Councils in the north east tend to listen more to the views of settled communities while Travellers are "kicked aside and forgotten about", Holyrood's Equal Opportunities Committee heard.
The committee visited Aberdeen as it continues its inquiry into where Gypsy-Travellers in Scotland live.
Members were told that more permanent sites were needed in the north east to meet Traveller demand while problems with unauthorised encampments have caused tensions between the settled community and Traveller groups over the past few years.
During an evidence session at Clinterty Travelling Persons' Site, Donald Stewart, a member of the Travelling community, said: "Lots of Travellers come to Aberdeen, but Aberdeen has been ignoring the facts for a lot of years, and they're just being stubborn.
"We do need more sites and there is no doubt about that. Because the thing is they can fight against it, keep moving them on... but the problem will never stop until more sites are built."
He added: "The community, it always gets a say over the Travellers... they always go to the community, and the community gets their say... and we have got no say. We are just kicked aside and forgotten about."
Fellow Traveller Sammy Stewart said sites such as Clinterty were often located out of town, which meant Travellers were "not recognised enough".
"We get a lot of people coming out here... and they never knew that Clinterty existed," he said.
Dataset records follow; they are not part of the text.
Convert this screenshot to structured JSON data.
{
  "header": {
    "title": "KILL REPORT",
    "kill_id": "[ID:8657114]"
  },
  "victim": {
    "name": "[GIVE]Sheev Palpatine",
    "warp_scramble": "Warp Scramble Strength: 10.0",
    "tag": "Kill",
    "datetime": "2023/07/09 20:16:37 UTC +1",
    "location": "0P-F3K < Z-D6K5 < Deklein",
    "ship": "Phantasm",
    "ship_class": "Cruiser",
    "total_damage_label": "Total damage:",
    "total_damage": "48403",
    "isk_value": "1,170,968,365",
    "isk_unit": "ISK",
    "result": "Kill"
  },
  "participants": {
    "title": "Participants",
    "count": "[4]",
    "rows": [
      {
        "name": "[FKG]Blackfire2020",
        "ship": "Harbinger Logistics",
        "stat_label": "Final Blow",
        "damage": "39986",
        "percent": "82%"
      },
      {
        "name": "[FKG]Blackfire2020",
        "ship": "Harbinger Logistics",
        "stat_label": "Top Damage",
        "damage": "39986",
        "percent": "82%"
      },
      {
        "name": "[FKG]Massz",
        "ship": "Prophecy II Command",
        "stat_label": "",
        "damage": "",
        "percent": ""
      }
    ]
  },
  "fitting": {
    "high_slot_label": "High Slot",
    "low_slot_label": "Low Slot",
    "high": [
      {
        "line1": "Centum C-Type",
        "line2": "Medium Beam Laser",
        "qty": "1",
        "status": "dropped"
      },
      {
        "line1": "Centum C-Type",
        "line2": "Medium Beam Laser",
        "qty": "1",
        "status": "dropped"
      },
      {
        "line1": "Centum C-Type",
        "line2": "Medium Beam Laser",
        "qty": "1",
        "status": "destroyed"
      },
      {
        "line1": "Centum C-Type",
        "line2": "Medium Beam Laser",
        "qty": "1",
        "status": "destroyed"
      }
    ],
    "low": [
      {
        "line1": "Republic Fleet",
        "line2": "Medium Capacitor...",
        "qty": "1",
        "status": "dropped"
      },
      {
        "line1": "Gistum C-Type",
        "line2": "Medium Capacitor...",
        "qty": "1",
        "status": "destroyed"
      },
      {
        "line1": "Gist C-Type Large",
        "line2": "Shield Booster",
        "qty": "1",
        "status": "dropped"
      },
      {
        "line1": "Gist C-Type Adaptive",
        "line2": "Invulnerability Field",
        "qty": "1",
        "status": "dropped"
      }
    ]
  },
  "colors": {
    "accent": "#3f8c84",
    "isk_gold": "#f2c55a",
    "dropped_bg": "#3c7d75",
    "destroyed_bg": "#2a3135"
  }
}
"We must be 13 miles from here to the town. A lot of Travellers don't get the right to say yes or no... a site just goes up and that's it. I think you should get Travellers' point of view where they want sites to go instead of just putting them up."